Organic Food Beauty Photography
The first order of business was to photograph their food. In a single 6-hour on-site organic food beauty photography session, we photographed 28 distinct food items. Overall, we netted 120 production-quality images – the result of using different angles and focal length lenses on each item. Over time, we have learned how to work closely with a chef to be extremely productive while producing high-quality food imagery – typically photographing four to six food items per hour. This session was no exception imaging 4.7 items per hour.
We started the photography session at 8:00AM and were still going strong after the restaurant opened at 11:00AM. All the food that was already photographed was collected on a table next to the photography set-up, and the customers were very excited, “oohing” and “ahhing” when they saw all the food and what was going on. What was interesting was that many folks decided to order something different based on seeing the images or the product right in front of them. As they say, we eat with our eyes, and the plated meals made it easy for the customers to envision how they would taste and enjoy the food. Another hard data point for demonstrating the power of good food photography.
Digital Menu Board Design
The original menu board traversed the entire wall behind the counter. To fill this space with digital menu boards, it took five 50″ displays. The challenge with designing the new digital menu board was taking Pizza Chef’s extensive menu and mapping it over efficiently. Since the menu needs to be easy to navigate and read, particular attention needs to be payed to the size of the headings, the lists of items and the prices. Many menu items need a description because their name is not sufficient to know what you are ordering. To avoid taking up valuable space, it was decided to have the descriptions pop up. Each is displayed for about 8 seconds, then the next description comes up. This technique was used on two of the five boards.
It is important to note that these images are not limited to use on their digital menu boards. They are also available for their website, paper menus, and any other marketing material they may produce.
The menu boards are easily updated. The prices on the menu board can be readily updated by the proprietors themselves – an important aspect because they did not want incur additional fees, nor wait, to make simple updates.

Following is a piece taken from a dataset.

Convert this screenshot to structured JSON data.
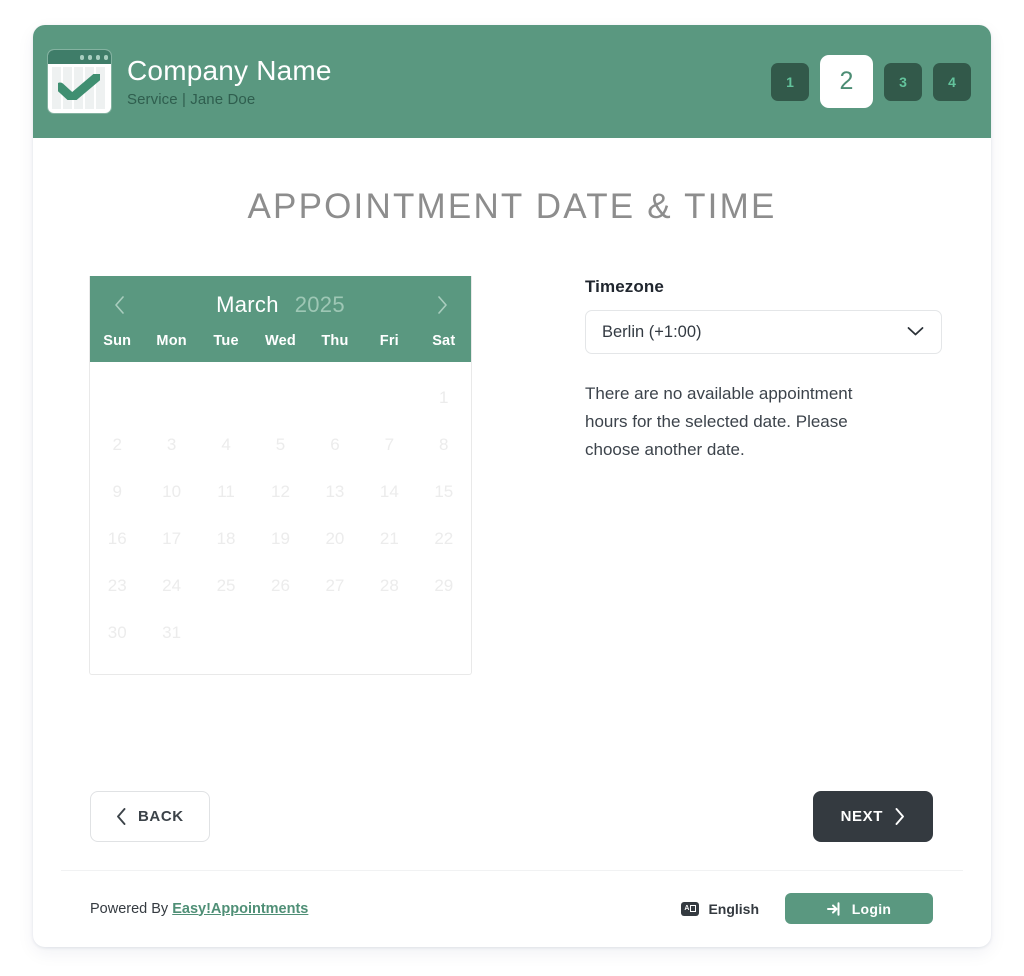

Sounds like the efficiency in your shooting will eventually get you down to a place where you will attract more clients. Quality food photography is great, but often small restaurants (who can handle the fee) can’t stomach it. Congrats. The digitized menus are a nice lift to this place. Do you know if they happened to use FWI (http://www.fourwindsinteractive.com)? We had a client last year use them, and this seems like it could be their work. I don’t know. Maybe there are tons of companies who do digitized menus.
Thanks for the comments Matt.
The menu board solution for Pizza Chef is a custom one that I developed. I have another client that uses FWI. It’s functional, but the software is a little quirky to use. I have another client that is starting to use SignageLive – a web-based application – that appears quite promising. As you say, there are a lot digital menu board solutions, all with their own set of trade-offs.